▶ [Problem] Below are the records. Gather each line that holds "value".

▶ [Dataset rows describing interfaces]
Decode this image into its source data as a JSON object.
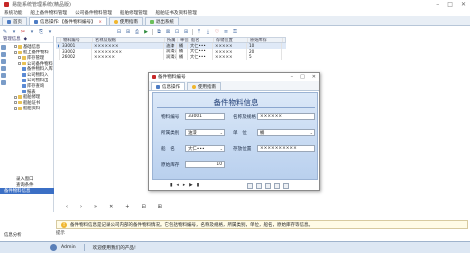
{
  "app": {
    "title": "易能系统管理系统(精品版)"
  },
  "menubar": [
    "系统功能",
    "船上备件物料管理",
    "公司备件物料管理",
    "船舶修理管理",
    "船舶证书及资料管理"
  ],
  "tabs": [
    {
      "label": "首页"
    },
    {
      "label": "信息操作:【备件物料编号】",
      "close": "×"
    },
    {
      "label": "使用指南"
    },
    {
      "label": "退出系统"
    }
  ],
  "left_panel": {
    "header": [
      "管理信息",
      "◆"
    ],
    "tree": [
      {
        "label": "基础信息",
        "indent": 0,
        "box": "+",
        "icon": "folder"
      },
      {
        "label": "船上备件物料",
        "indent": 0,
        "box": "-",
        "icon": "folder"
      },
      {
        "label": "库存管理",
        "indent": 1,
        "box": "-",
        "icon": "folder"
      },
      {
        "label": "公司备件物料",
        "indent": 1,
        "box": "-",
        "icon": "folder"
      },
      {
        "label": "备件物料入库",
        "indent": 2,
        "box": "",
        "icon": "file"
      },
      {
        "label": "公司物料入",
        "indent": 2,
        "box": "",
        "icon": "file"
      },
      {
        "label": "公司物料出",
        "indent": 2,
        "box": "",
        "icon": "file"
      },
      {
        "label": "库存查询",
        "indent": 2,
        "box": "",
        "icon": "file"
      },
      {
        "label": "报表",
        "indent": 2,
        "box": "",
        "icon": "file"
      },
      {
        "label": "船舶修理",
        "indent": 0,
        "box": "+",
        "icon": "folder"
      },
      {
        "label": "船舶证书",
        "indent": 0,
        "box": "+",
        "icon": "folder"
      },
      {
        "label": "船舶资料",
        "indent": 0,
        "box": "+",
        "icon": "folder"
      }
    ],
    "bottom_items": [
      "录入窗口",
      "查询条件",
      "备件物料信息"
    ],
    "bottom_active": 2,
    "footer": "信息分析"
  },
  "grid": {
    "columns": [
      "",
      "物料编号",
      "名称及规格",
      "所属",
      "单位",
      "船名",
      "存储位置",
      "原始库存"
    ],
    "rows": [
      [
        "▶",
        "33001",
        "×××××××",
        "油漆",
        "桶",
        "大仁•••",
        "×××××",
        "10"
      ],
      [
        "",
        "33002",
        "××××××××",
        "润滑油",
        "桶",
        "大仁•••",
        "×××××",
        "20"
      ],
      [
        "",
        "26002",
        "××××××",
        "润滑油",
        "桶",
        "大仁•••",
        "×××××",
        "5"
      ]
    ]
  },
  "toolbar_left": [
    "✎",
    "▾",
    "✂",
    "▾",
    "⎘",
    "▾"
  ],
  "toolbar_right": [
    "⊟",
    "⊞",
    "⎙",
    "▶",
    "⧉",
    "⊠",
    "⊡",
    "⊞",
    "⤒",
    "⤓",
    "♡",
    "≡",
    "⚿"
  ],
  "grid_footer": [
    "‹",
    "›",
    "»",
    "✕",
    "+",
    "⊟",
    "⊞"
  ],
  "dialog": {
    "title": "备件物料编号",
    "tabs": [
      "信息操作",
      "使用指南"
    ],
    "form_title": "备件物料信息",
    "fields": {
      "code": {
        "label": "物料编号",
        "value": "33001"
      },
      "name": {
        "label": "名称及规格",
        "value": "××××××"
      },
      "category": {
        "label": "所属类别",
        "value": "油漆"
      },
      "unit": {
        "label": "单　位",
        "value": "桶"
      },
      "ship": {
        "label": "船　名",
        "value": "大仁•••"
      },
      "location": {
        "label": "存放位置",
        "value": "××××××××××"
      },
      "stock": {
        "label": "原始库存",
        "value": "10"
      }
    },
    "nav": [
      "▮",
      "◂",
      "▸",
      "▶",
      "▮"
    ]
  },
  "hint": {
    "text": "备件物料信息是记录公司内部的备件物料情况。它包括物料编号，名称及规格，所属类别，单位，船名，原始库存等信息。"
  },
  "hint_label": "提示",
  "status": {
    "user": "Admin",
    "message": "欢迎使用我们的产品!"
  },
  "colors": {
    "accent": "#3b6fc5",
    "form_title": "#1d3b73",
    "hint_bg": "#fffbe6"
  }
}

▶ [Solution for this problem]
        "value": "33001"
        "value": "××××××"
        "value": "油漆"
        "value": "桶"
        "value": "大仁•••"
        "value": "××××××××××"
        "value": "10"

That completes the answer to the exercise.